• Task directions: Among the entries below, how many lines include the word "small"? Reply with only the number.

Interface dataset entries
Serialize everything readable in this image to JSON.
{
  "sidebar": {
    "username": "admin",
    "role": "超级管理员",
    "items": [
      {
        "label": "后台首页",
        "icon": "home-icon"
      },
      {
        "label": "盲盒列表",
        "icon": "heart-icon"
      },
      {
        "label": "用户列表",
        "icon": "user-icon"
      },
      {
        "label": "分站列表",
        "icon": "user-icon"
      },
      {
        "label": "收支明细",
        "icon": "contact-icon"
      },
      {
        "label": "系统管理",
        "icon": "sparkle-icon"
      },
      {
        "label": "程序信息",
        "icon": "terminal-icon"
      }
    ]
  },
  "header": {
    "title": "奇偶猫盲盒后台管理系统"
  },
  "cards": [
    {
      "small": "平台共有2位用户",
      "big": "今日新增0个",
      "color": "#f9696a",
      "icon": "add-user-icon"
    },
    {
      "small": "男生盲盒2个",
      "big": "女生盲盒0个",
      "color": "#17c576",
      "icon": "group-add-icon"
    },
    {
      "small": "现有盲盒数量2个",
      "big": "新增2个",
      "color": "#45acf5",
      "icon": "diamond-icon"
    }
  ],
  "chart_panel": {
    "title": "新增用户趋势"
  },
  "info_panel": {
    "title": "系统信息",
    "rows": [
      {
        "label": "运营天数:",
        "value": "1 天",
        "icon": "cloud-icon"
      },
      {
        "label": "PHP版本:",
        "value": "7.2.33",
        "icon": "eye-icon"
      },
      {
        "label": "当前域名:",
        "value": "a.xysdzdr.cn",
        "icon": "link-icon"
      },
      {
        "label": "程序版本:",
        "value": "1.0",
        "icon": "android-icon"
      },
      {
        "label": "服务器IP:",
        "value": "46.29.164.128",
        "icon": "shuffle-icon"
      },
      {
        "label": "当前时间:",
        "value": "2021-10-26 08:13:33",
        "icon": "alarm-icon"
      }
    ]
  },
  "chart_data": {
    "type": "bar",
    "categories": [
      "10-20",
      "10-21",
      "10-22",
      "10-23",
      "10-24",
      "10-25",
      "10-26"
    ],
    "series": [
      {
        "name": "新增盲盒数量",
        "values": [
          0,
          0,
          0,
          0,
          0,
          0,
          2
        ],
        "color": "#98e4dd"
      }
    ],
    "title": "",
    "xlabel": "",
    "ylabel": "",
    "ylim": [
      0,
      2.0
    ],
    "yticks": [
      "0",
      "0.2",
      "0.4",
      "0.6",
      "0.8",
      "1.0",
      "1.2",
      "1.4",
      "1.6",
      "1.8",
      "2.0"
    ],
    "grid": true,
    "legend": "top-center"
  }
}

• Solved exercise: 3